■ **ABOUT THIS EXERCISE**
All of the data should be restated exactly as it stands.

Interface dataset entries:
========
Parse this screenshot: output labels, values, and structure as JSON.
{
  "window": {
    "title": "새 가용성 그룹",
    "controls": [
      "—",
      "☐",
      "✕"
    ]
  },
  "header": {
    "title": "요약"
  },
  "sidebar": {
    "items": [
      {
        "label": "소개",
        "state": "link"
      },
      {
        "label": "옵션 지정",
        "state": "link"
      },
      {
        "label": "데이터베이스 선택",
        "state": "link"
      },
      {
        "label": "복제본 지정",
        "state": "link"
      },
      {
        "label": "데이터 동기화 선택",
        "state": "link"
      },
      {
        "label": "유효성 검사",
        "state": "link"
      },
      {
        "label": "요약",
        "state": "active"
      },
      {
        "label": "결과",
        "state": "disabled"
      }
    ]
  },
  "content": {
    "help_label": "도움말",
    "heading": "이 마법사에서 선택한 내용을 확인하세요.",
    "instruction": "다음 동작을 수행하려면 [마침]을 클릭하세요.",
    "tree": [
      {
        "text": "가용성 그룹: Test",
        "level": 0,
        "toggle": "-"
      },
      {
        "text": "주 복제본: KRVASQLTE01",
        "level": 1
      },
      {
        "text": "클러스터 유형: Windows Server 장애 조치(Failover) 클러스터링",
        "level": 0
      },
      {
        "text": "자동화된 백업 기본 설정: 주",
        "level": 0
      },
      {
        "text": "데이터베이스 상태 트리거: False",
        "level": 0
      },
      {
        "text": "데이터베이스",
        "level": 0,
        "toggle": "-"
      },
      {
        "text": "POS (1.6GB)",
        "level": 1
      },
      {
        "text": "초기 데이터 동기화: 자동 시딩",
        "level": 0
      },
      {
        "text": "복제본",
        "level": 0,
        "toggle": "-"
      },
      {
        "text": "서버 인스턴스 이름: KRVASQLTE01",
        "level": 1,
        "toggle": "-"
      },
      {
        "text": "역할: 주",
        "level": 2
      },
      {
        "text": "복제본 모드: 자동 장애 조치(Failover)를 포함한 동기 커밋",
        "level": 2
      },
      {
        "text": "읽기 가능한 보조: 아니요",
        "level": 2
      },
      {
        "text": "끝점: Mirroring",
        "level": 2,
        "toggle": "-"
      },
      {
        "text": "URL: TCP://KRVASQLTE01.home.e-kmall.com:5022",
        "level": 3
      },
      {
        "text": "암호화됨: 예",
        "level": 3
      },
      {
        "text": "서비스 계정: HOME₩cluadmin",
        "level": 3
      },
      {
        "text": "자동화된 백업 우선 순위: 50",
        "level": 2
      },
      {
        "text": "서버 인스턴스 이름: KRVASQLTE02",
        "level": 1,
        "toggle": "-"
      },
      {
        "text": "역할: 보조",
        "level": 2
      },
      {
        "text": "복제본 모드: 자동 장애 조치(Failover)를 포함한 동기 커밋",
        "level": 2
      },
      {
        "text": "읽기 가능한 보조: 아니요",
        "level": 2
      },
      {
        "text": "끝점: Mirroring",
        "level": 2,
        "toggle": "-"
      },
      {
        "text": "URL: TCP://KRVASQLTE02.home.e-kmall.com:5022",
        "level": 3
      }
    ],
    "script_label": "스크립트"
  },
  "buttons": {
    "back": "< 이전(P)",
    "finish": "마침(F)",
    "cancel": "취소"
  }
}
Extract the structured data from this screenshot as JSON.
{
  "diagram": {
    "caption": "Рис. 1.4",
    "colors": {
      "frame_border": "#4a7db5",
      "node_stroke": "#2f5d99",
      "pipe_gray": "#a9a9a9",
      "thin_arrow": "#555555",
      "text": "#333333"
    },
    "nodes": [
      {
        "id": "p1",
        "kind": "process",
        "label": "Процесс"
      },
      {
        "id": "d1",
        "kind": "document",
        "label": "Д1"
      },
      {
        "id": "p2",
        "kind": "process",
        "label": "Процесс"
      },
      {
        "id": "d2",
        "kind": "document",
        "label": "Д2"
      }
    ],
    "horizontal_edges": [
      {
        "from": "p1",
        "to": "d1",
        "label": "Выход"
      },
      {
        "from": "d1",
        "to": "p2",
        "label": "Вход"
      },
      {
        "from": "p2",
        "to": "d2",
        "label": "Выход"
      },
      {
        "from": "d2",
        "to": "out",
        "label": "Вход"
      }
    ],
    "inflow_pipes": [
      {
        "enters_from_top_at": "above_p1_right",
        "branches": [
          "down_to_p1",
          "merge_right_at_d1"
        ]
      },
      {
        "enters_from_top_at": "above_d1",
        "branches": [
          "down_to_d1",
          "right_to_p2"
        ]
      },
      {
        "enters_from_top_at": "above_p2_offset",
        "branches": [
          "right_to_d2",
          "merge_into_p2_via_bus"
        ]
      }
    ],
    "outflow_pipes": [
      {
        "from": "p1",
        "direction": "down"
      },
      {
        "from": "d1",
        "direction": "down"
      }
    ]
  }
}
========
■ **THE COMPLETED TASK**
Parse this screenshot: output labels, values, and structure as JSON.
{
  "window": {
    "title": "새 가용성 그룹",
    "controls": [
      "—",
      "☐",
      "✕"
    ]
  },
  "header": {
    "title": "요약"
  },
  "sidebar": {
    "items": [
      {
        "label": "소개",
        "state": "link"
      },
      {
        "label": "옵션 지정",
        "state": "link"
      },
      {
        "label": "데이터베이스 선택",
        "state": "link"
      },
      {
        "label": "복제본 지정",
        "state": "link"
      },
      {
        "label": "데이터 동기화 선택",
        "state": "link"
      },
      {
        "label": "유효성 검사",
        "state": "link"
      },
      {
        "label": "요약",
        "state": "active"
      },
      {
        "label": "결과",
        "state": "disabled"
      }
    ]
  },
  "content": {
    "help_label": "도움말",
    "heading": "이 마법사에서 선택한 내용을 확인하세요.",
    "instruction": "다음 동작을 수행하려면 [마침]을 클릭하세요.",
    "tree": [
      {
        "text": "가용성 그룹: Test",
        "level": 0,
        "toggle": "-"
      },
      {
        "text": "주 복제본: KRVASQLTE01",
        "level": 1
      },
      {
        "text": "클러스터 유형: Windows Server 장애 조치(Failover) 클러스터링",
        "level": 0
      },
      {
        "text": "자동화된 백업 기본 설정: 주",
        "level": 0
      },
      {
        "text": "데이터베이스 상태 트리거: False",
        "level": 0
      },
      {
        "text": "데이터베이스",
        "level": 0,
        "toggle": "-"
      },
      {
        "text": "POS (1.6GB)",
        "level": 1
      },
      {
        "text": "초기 데이터 동기화: 자동 시딩",
        "level": 0
      },
      {
        "text": "복제본",
        "level": 0,
        "toggle": "-"
      },
      {
        "text": "서버 인스턴스 이름: KRVASQLTE01",
        "level": 1,
        "toggle": "-"
      },
      {
        "text": "역할: 주",
        "level": 2
      },
      {
        "text": "복제본 모드: 자동 장애 조치(Failover)를 포함한 동기 커밋",
        "level": 2
      },
      {
        "text": "읽기 가능한 보조: 아니요",
        "level": 2
      },
      {
        "text": "끝점: Mirroring",
        "level": 2,
        "toggle": "-"
      },
      {
        "text": "URL: TCP://KRVASQLTE01.home.e-kmall.com:5022",
        "level": 3
      },
      {
        "text": "암호화됨: 예",
        "level": 3
      },
      {
        "text": "서비스 계정: HOME₩cluadmin",
        "level": 3
      },
      {
        "text": "자동화된 백업 우선 순위: 50",
        "level": 2
      },
      {
        "text": "서버 인스턴스 이름: KRVASQLTE02",
        "level": 1,
        "toggle": "-"
      },
      {
        "text": "역할: 보조",
        "level": 2
      },
      {
        "text": "복제본 모드: 자동 장애 조치(Failover)를 포함한 동기 커밋",
        "level": 2
      },
      {
        "text": "읽기 가능한 보조: 아니요",
        "level": 2
      },
      {
        "text": "끝점: Mirroring",
        "level": 2,
        "toggle": "-"
      },
      {
        "text": "URL: TCP://KRVASQLTE02.home.e-kmall.com:5022",
        "level": 3
      }
    ],
    "script_label": "스크립트"
  },
  "buttons": {
    "back": "< 이전(P)",
    "finish": "마침(F)",
    "cancel": "취소"
  }
}
Extract the structured data from this screenshot as JSON.
{
  "diagram": {
    "caption": "Рис. 1.4",
    "colors": {
      "frame_border": "#4a7db5",
      "node_stroke": "#2f5d99",
      "pipe_gray": "#a9a9a9",
      "thin_arrow": "#555555",
      "text": "#333333"
    },
    "nodes": [
      {
        "id": "p1",
        "kind": "process",
        "label": "Процесс"
      },
      {
        "id": "d1",
        "kind": "document",
        "label": "Д1"
      },
      {
        "id": "p2",
        "kind": "process",
        "label": "Процесс"
      },
      {
        "id": "d2",
        "kind": "document",
        "label": "Д2"
      }
    ],
    "horizontal_edges": [
      {
        "from": "p1",
        "to": "d1",
        "label": "Выход"
      },
      {
        "from": "d1",
        "to": "p2",
        "label": "Вход"
      },
      {
        "from": "p2",
        "to": "d2",
        "label": "Выход"
      },
      {
        "from": "d2",
        "to": "out",
        "label": "Вход"
      }
    ],
    "inflow_pipes": [
      {
        "enters_from_top_at": "above_p1_right",
        "branches": [
          "down_to_p1",
          "merge_right_at_d1"
        ]
      },
      {
        "enters_from_top_at": "above_d1",
        "branches": [
          "down_to_d1",
          "right_to_p2"
        ]
      },
      {
        "enters_from_top_at": "above_p2_offset",
        "branches": [
          "right_to_d2",
          "merge_into_p2_via_bus"
        ]
      }
    ],
    "outflow_pipes": [
      {
        "from": "p1",
        "direction": "down"
      },
      {
        "from": "d1",
        "direction": "down"
      }
    ]
  }
}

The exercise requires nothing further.